In the past decade there has been more focus than ever before on the impact that a person’s words have on another individual. Bullying and harassment awareness has been a growing topic discussed in both schools and communities. Some believe that these issues fall under the category of hate speech, which the American Bar Association: Division for Public Education defines as “speech that offends, threatens, or insults groups based on race, color, religion, national origin, sexual orientation, disability, or other traits.” There is a good amount of controversy over the topic, and many find themselves asking:

Should hate speech be protected under the First Amendment?

It is easy to confuse hate speech with fighting words, which the ABA defines as “words without social value, directed to a specific individual, that would provoke a reasonable member of the group about whom the words are spoken”, and are not protected under the First Amendment.

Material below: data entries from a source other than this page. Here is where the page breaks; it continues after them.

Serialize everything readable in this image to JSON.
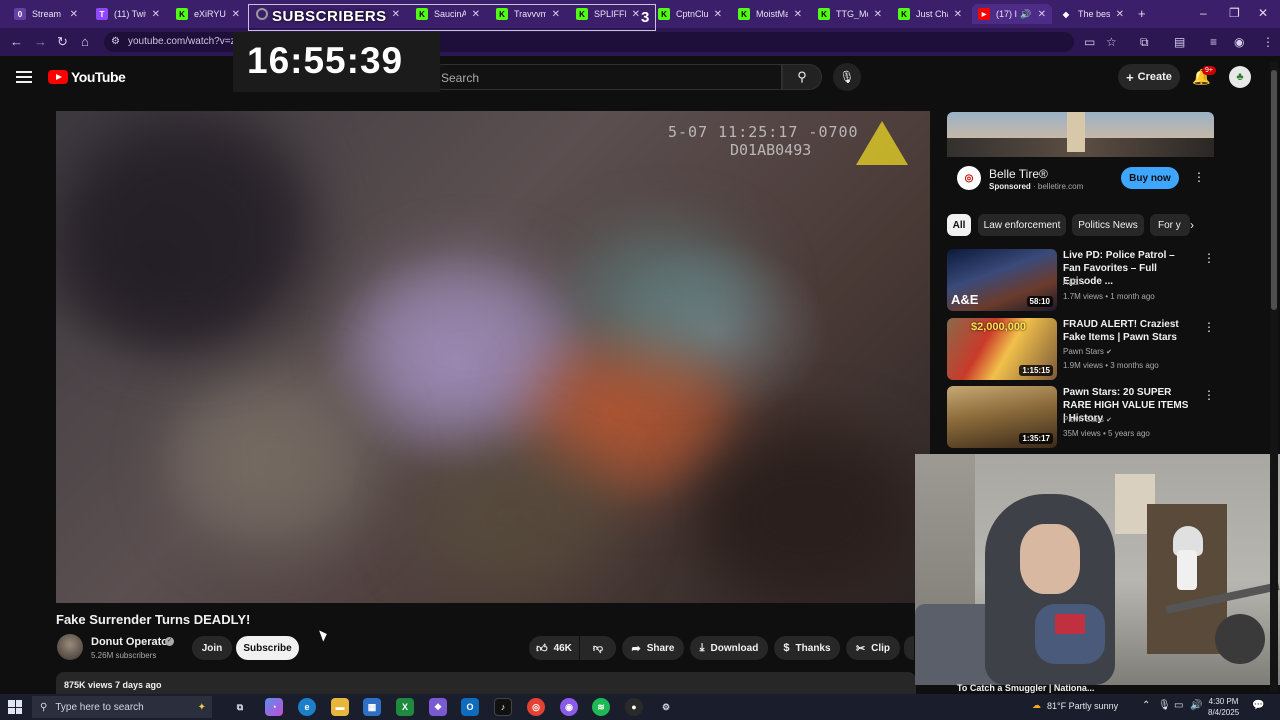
{
  "browser": {
    "tabs": [
      {
        "label": "Stream -",
        "color": "#6441a5",
        "glyph": "0"
      },
      {
        "label": "(11) Twitc",
        "color": "#9146ff",
        "glyph": "T"
      },
      {
        "label": "eXiRYU S",
        "color": "#53fc18",
        "glyph": "K"
      },
      {
        "label": "",
        "color": "#888888",
        "glyph": ""
      },
      {
        "label": "SaucinAn",
        "color": "#53fc18",
        "glyph": "K"
      },
      {
        "label": "Travvvm",
        "color": "#53fc18",
        "glyph": "K"
      },
      {
        "label": "SPLIFFM",
        "color": "#53fc18",
        "glyph": "K"
      },
      {
        "label": "CptnClut",
        "color": "#53fc18",
        "glyph": "K"
      },
      {
        "label": "MoistMa",
        "color": "#53fc18",
        "glyph": "K"
      },
      {
        "label": "TTG_McL",
        "color": "#53fc18",
        "glyph": "K"
      },
      {
        "label": "Just Chat",
        "color": "#53fc18",
        "glyph": "K"
      },
      {
        "label": "(17) I",
        "color": "#ff0000",
        "glyph": "▶"
      },
      {
        "label": "The best",
        "color": "#ffffff",
        "glyph": "◆"
      }
    ],
    "url": "youtube.com/watch?v=z0",
    "new_tab": "+",
    "close_tab": "✕"
  },
  "overlay": {
    "subscribers_label": "SUBSCRIBERS",
    "subscribers_count": "3",
    "timer": "16:55:39"
  },
  "youtube": {
    "logo_text": "YouTube",
    "search_placeholder": "Search",
    "create_label": "Create",
    "notif_badge": "9+"
  },
  "video": {
    "cam_timestamp": "5-07 11:25:17 -0700",
    "cam_device": "D01AB0493",
    "title": "Fake Surrender Turns DEADLY!",
    "channel_name": "Donut Operator",
    "channel_subs": "5.26M subscribers",
    "join_label": "Join",
    "subscribe_label": "Subscribe",
    "likes": "46K",
    "share_label": "Share",
    "download_label": "Download",
    "thanks_label": "Thanks",
    "clip_label": "Clip",
    "views_date": "875K views  7 days ago"
  },
  "ad": {
    "name": "Belle Tire®",
    "sponsored": "Sponsored",
    "domain": "belletire.com",
    "cta": "Buy now"
  },
  "chips": [
    "All",
    "Law enforcement",
    "Politics News",
    "For y"
  ],
  "recommendations": [
    {
      "title": "Live PD: Police Patrol – Fan Favorites – Full Episode ...",
      "channel": "A&E",
      "meta": "1.7M views • 1 month ago",
      "duration": "58:10"
    },
    {
      "title": "FRAUD ALERT! Craziest Fake Items | Pawn Stars",
      "channel": "Pawn Stars",
      "meta": "1.9M views • 3 months ago",
      "duration": "1:15:15"
    },
    {
      "title": "Pawn Stars: 20 SUPER RARE HIGH VALUE ITEMS | History",
      "channel": "Pawn Stars",
      "meta": "35M views • 5 years ago",
      "duration": "1:35:17"
    }
  ],
  "partial_rec_title": "To Catch a Smuggler | Nationa...",
  "taskbar": {
    "search_placeholder": "Type here to search",
    "weather": "81°F  Partly sunny",
    "time": "4:30 PM",
    "date": "8/4/2025"
  }
}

The slight difference between these two is that fighting words are words that are likely to cause the listener to react violently, while hate speech is not defined by the resulting physical reaction. Freedom of speech protects words that the listener may view as offensive or hateful and that they might disagree with, as long as those words do not cause the listener to react in a negative way.

Another fine line that has caused controversy on this topic is between hate speech and hate acts. Hate acts may be regulated by law, but hate speech may not, though this is often not because of the hateful reason behind the act, but the fact that the act is otherwise illegal. For example, if an individual was to throw rocks, written on with hateful words targeting the victims religion, through the window of their home, they would most likely be charged only with destruction of property. It would be very likely that the hateful nature of this act would not affect the sentence received. Many argue that this is the proper way to deal with this type of crime, because it is more important to focus on the crime itself than the motivation behind it. Instances like this prove that it can be blatantly obvious that speech or acts are motivated by hate, but it is not always that clear. Words can be interpreted differently by all sorts of people, so it becomes difficult for lawmakers to define and create a law against hate speech. As previously stated, a law against fighting words is feasible because they are defined by their outcome, but because hate speech causes feelings, not necessarily negative actions, it becomes much more difficult to judge.

As the LA Times states, “Hateful ideas are just as protected under the First Amendment as other ideas.” You simply cannot create a law against words based on the way they make people feel, because this violates the basic idea of freedom of speech in the First Amendment.